Interview: Joseph Abraham

What role does technology play in improving the consumer experience, and what is the optimum balance of in-person and online banking?

JOSEPH ABRAHAM: As technology evolves, banks need to adapt and improve their capacity to innovate. The Covid-19 pandemic had a significant effect on digitalisation in Qatar’s banking sector, as it drastically shortened the time institutions had to implement new and innovative digital solutions in their daily operations. By some estimates, changes implemented by banks in their digital transformation would have taken up to 450 days in the pre-Covid-19 world, whereas in 2020 they were able to do so in no more than 30 days. The parameters of what can be done with technology and the speed at which it can be done have changed, and the potential is limitless. Physical branches will continue to exist, although they will be more segmented and fewer in number. Their role within the banking industry will inevitably adjust to this digitalisation process.

A positive client experience represents a competitive advantage for banks, and this is where innovation must be applied in order to differentiate from the competition. This being said, differentiation through technology will always require an element of human contact in order to maintain a high level of trust among our customers. Technology allows banks to gather large amounts of knowledge and data, which if correctly applied, is an enabler for innovation.

Where do you identify gaps in the banking sector that could benefit from further innovation?

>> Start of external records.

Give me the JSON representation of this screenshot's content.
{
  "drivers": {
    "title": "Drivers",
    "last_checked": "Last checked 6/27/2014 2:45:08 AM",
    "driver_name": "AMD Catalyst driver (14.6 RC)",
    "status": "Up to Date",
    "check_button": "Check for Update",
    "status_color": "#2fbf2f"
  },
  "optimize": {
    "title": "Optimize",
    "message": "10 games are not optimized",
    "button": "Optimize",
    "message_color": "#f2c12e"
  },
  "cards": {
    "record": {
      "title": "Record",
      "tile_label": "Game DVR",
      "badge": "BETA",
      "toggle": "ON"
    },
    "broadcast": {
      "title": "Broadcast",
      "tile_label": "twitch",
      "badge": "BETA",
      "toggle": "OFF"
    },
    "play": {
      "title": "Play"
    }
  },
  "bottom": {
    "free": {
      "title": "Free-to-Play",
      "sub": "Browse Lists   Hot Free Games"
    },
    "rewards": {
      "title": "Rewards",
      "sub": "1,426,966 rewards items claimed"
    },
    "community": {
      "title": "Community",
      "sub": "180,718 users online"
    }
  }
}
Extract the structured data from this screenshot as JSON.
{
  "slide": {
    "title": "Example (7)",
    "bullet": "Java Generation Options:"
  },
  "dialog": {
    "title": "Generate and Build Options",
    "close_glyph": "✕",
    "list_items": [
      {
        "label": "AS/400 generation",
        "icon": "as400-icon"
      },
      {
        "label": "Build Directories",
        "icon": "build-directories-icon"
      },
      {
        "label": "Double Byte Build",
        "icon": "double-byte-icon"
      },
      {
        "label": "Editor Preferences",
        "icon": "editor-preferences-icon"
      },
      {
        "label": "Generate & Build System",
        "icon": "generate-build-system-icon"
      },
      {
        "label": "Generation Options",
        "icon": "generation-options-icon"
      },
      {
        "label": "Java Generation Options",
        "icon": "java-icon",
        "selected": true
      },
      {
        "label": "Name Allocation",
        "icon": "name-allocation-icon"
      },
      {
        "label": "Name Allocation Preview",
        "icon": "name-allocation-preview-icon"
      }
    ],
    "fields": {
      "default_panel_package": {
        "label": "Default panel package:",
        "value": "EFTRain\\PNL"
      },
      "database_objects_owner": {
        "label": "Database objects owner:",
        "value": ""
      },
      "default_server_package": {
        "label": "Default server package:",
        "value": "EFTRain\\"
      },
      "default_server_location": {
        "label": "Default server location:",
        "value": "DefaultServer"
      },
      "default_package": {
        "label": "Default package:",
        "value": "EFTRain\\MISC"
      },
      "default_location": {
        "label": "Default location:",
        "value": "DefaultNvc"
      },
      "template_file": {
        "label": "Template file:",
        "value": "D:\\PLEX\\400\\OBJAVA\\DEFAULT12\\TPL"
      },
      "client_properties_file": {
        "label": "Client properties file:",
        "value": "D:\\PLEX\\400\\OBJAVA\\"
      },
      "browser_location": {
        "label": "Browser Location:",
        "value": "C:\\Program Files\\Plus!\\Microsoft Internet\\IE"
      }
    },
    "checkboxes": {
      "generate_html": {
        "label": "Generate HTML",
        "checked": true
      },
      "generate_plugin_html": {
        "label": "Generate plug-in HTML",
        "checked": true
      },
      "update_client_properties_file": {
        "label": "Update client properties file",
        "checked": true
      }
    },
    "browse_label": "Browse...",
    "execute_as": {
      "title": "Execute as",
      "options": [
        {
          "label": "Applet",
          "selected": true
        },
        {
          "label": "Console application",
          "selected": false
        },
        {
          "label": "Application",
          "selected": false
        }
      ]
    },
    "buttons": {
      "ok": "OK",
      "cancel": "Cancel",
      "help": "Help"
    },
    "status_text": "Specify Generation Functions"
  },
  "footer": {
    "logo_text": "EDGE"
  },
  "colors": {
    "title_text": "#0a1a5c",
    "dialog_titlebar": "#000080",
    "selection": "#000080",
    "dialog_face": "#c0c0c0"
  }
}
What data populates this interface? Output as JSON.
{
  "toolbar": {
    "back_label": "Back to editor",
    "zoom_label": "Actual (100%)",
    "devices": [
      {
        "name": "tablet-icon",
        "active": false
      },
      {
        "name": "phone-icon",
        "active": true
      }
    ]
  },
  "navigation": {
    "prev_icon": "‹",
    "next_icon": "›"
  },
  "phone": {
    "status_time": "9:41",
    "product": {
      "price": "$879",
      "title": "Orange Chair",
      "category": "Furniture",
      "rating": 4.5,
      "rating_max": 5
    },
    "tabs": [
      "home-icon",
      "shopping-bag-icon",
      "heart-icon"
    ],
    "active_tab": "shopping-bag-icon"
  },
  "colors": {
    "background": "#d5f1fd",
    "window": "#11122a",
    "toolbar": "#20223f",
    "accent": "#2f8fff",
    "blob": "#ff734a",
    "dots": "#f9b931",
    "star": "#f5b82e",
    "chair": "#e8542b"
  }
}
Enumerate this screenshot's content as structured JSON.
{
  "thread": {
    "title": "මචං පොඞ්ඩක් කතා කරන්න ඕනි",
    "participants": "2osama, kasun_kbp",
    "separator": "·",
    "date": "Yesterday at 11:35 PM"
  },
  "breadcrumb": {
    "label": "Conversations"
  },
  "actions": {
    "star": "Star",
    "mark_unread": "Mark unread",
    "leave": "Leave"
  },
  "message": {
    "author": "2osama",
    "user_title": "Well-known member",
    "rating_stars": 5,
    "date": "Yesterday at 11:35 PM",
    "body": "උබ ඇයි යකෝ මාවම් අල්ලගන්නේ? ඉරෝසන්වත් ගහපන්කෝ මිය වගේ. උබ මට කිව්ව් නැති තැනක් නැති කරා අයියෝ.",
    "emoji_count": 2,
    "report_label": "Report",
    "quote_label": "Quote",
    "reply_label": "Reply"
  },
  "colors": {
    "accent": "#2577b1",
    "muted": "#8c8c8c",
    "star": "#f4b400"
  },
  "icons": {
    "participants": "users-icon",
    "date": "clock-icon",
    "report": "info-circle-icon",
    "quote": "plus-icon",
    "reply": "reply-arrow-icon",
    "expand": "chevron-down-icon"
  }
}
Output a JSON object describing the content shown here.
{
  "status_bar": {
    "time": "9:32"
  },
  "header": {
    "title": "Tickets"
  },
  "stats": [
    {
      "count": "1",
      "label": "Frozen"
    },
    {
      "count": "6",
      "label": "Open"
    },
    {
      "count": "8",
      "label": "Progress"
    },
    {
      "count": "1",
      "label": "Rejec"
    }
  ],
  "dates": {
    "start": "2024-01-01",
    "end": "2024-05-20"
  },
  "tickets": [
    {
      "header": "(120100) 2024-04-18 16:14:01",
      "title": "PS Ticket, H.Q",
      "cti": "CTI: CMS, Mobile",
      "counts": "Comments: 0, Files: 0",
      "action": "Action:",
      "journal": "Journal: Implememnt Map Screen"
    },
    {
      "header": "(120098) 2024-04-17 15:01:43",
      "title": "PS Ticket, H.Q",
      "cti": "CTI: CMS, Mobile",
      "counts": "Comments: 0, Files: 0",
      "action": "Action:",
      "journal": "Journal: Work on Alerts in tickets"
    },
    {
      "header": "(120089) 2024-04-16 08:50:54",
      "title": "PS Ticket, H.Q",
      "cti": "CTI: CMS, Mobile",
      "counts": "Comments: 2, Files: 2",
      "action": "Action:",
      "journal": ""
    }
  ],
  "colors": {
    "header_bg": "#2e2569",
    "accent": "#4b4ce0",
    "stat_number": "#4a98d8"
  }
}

ABRAHAM: Most recent innovations in banking have been in facilitating digital transactions. In the near future, however, innovation will allow banks to understand a client’s profile, and customise their experiences and enhance their interactions through artificial intelligence and data analytics. It is expected that we will see more micro-innovations to help customers receive the best experience when interacting with a bank. As we have moved towards these goals in recent years, the challenges posed by cybercrime and online fraud have increased significantly. This is another area where banks need to come up with innovative solutions in order to provide safety and security for their clients.

How can blockchain technology augment traditional operations, and what will be the impact of cryptocurrencies on the industry?

ABRAHAM: It is hard to determine the possible applications of blockchain when it comes to transparency, as it will affect a wide range of banking services such as online payments, mortgages, land registries and escrow arrangements. Similarly, blockchain can be transformational in cross-border transactions, so we can expect to see global financial trade change drastically over the next decade.

Cryptocurrencies, for their part, have generated interest worldwide, and this trend will continue. However, this segment lacks a regulatory framework that provides stability and security. Banks will have to adapt to cryptocurrencies, and it is safe to say that this will happen when they are regulated across markets.

In what ways can banks better facilitate market entry for foreign businesses and investors?

ABRAHAM: Qatar is providing a supportive environment for new foreign business. It was one of the first countries in the Gulf to allow 100% foreign business ownership, and the process to receive permanent residency is now more flexible. We support continuous efforts by the government to open up the local market further to become a prime destination for investments. The opportunities for foreign businesses and investment are significant. Banks have an important role to play in facilitating foreign investment as they provide all the necessary advisory and financial support, and liaise with government organisations, such as the Qatar Financial Centre and the Qatar Free Zones Authority.